I arrive at the first read-through still a-fizz.
“I’M SO EXCITED!” I shriek at Trevor.
“Yeah, great. Could you just read your lines, please?” he mutters.
And so the hard work of rehearsals kicks off. And it is hard work, no matter what anyone says, even for a small part such as mine. Far, far harder work than I could have possibly imagined.
It turns out that remembering the moves, getting your positioning right with laser-precision accuracy, perfecting your entrances and exits, knowing where you are in relation to the others on stage, all of these things take endless practice. Never mind learning lines or trying to say them properly.
We’ve also been trying to make the watch bits funny, and working out the comedy has been a deadly serious business.
So it’s not easy – few rewarding things are. I have a hearing loss, my spatial awareness isn’t the best and I don’t always grasp instructions first time round. On several occasions, I have been disbelieving that we are expected to do the scene again. (What do you mean again? It’s going home time!) I know I will be terrified, waiting at the Ruins to go on for the first time in front of an actual audience. Even some of the rehearsals have been nerve-racking enough.
But it’s hard to put into words how much I have loved the experience, how it has made the whole summer golden.
I have been lucky. Dale has shown exemplary patience throughout - and then there is Mikhail Franklin, who plays Dogberry, the Basil Fawlty to my Manuel, and without whom the whole thing might have been very different. His boundless talent, enthusiasm for the work, perfectionism and willingness to act as mentor and explain things over and over (and over) are truly the stuff of heroic legend.
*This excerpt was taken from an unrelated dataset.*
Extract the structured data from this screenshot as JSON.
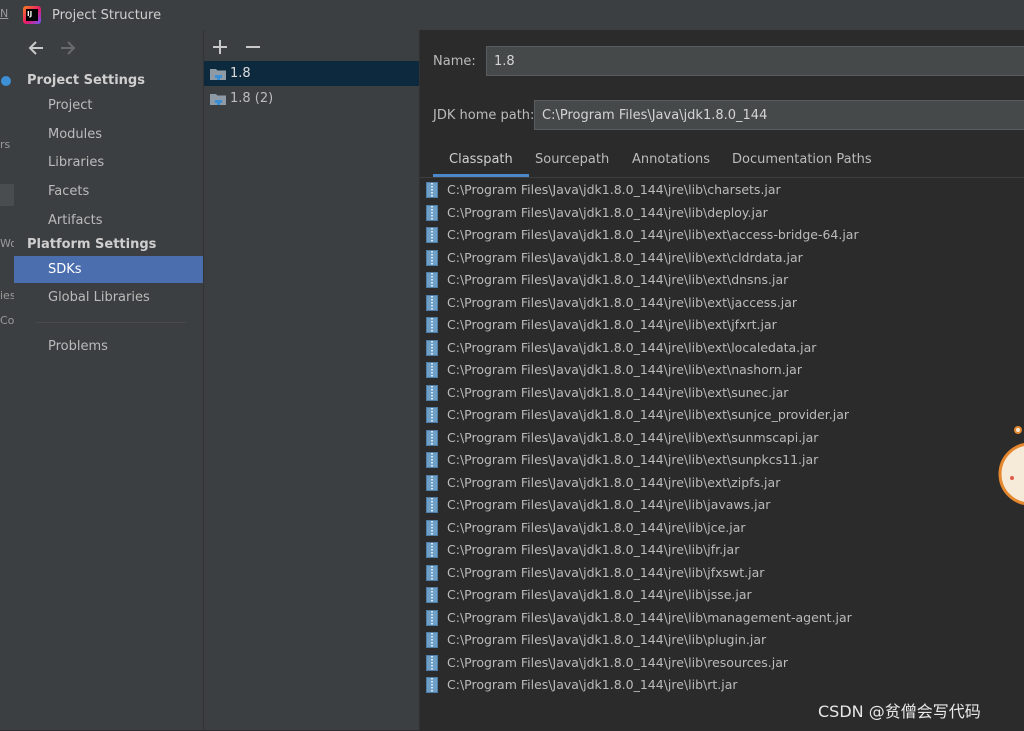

Every time I thank him, he shrugs it off as though it were nothing, but it isn’t.
In fact, everyone has shown professionalism, a lack of arrogance and a cast-iron commitment to the project.
But not the other Friday evening, a cast night out away from the show, billed as ‘just a few quiet drinks’. It ended with me arriving home around 1am, barefoot and carrying my heels, and, most worrying of all, from what I remember, actually singing.
Apart from the nerves, though, there’s just one problem. How does one possibly handle the sadness when it’s all over?